The growing season has finally started kicking into gear hear in Southwestern Ohio, and we were so lucky this year that Adam got a job at Lowe’s! Those two ideas may not seem complementary, but they definitely are. Lowe’s is a very big company. They buy more things than they can sell on a regular basis. With washing machines it doesn’t matter too much, but when a store has literally thousands of seedlings that are getting ready to die, well, then they just start throwing things away. Being the upstanding employee that he is, Adam asked if he could possibly take some of the plants that had been thrown out. As you can see here, it was a success! With the exception of the strawberries (which lived all through the winter!) everything in the garden is brand new.

He was able to get A LOT of broccoli, cauliflower, cabbage, red cabbage, some arugula, a few different lettuces, eggplant, cantaloupe, rutabegas (not sure about those yet), mint, and a small rosemary bush!

We still need to plant the other two-thirds of the garden very soon, which will include:

Tomatoes (mostly cherry and roma tomatoes)
Bell Peppers (every color we can find)
Jalapeno Peppers
Carrots
Green Beans
More Eggplant
Spinach
More Lettuces
Cucumbers
Spaghetti Squash

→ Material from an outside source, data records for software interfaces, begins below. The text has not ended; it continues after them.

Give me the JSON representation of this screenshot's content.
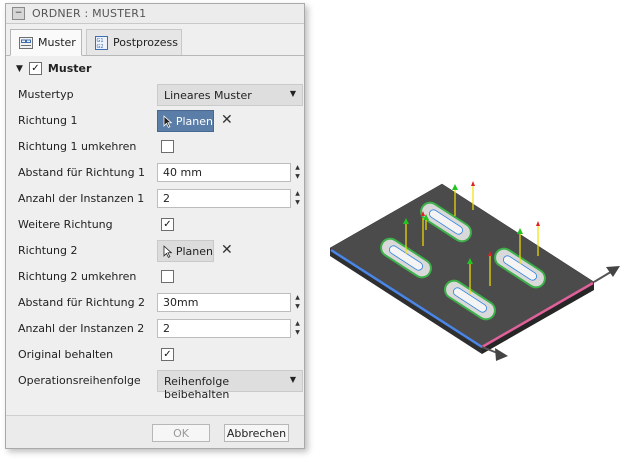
{
  "dialog": {
    "title": "ORDNER : MUSTER1",
    "tabs": [
      {
        "label": "Muster",
        "active": true
      },
      {
        "label": "Postprozess",
        "active": false
      }
    ],
    "section": {
      "label": "Muster",
      "checked": true
    },
    "rows": {
      "mustertyp": {
        "label": "Mustertyp",
        "value": "Lineares Muster"
      },
      "richtung1": {
        "label": "Richtung 1",
        "button": "Planen"
      },
      "richtung1_umkehren": {
        "label": "Richtung 1 umkehren",
        "checked": false
      },
      "abstand1": {
        "label": "Abstand für Richtung 1",
        "value": "40 mm"
      },
      "anzahl1": {
        "label": "Anzahl der Instanzen 1",
        "value": "2"
      },
      "weitere": {
        "label": "Weitere Richtung",
        "checked": true
      },
      "richtung2": {
        "label": "Richtung 2",
        "button": "Planen"
      },
      "richtung2_umkehren": {
        "label": "Richtung 2 umkehren",
        "checked": false
      },
      "abstand2": {
        "label": "Abstand für Richtung 2",
        "value": "30mm"
      },
      "anzahl2": {
        "label": "Anzahl der Instanzen 2",
        "value": "2"
      },
      "original": {
        "label": "Original behalten",
        "checked": true
      },
      "reihenfolge": {
        "label": "Operationsreihenfolge",
        "value": "Reihenfolge beibehalten"
      }
    },
    "buttons": {
      "ok": "OK",
      "cancel": "Abbrechen"
    }
  },
  "colors": {
    "selection_active": "#5b7ea8",
    "edge_direction1": "#4a86e8",
    "edge_direction2": "#e0609a",
    "pocket_green": "#3db04a"
  }
}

And for the herb garden, I’ll need:
Basil
Thyme
Oregano
Sage
Parsley
Cilantro

Last year was a very rainy, gloomy, cool summer in our region, which did not make for good gardening. We are hoping for a much better year this time around, and with a little good weather and good luck we’ll have more produce than we know what to do with! We are also doing things slightly differently this year, taking a “square foot gardening” approach to our 10 foot by 20 foot area. Last year we planted in neat little rows, and while that was very nice and organized, it definitely was not as productive as it could have been (bad weather aside). We’ll intersperse some jalapeno plants and marigolds as we go to try and keep some of the bugs away (they don’t like spicy plants, or marigolds!), and hope for the best.

I can’t think of a better price to pay for organic, homegrown vegetables than free!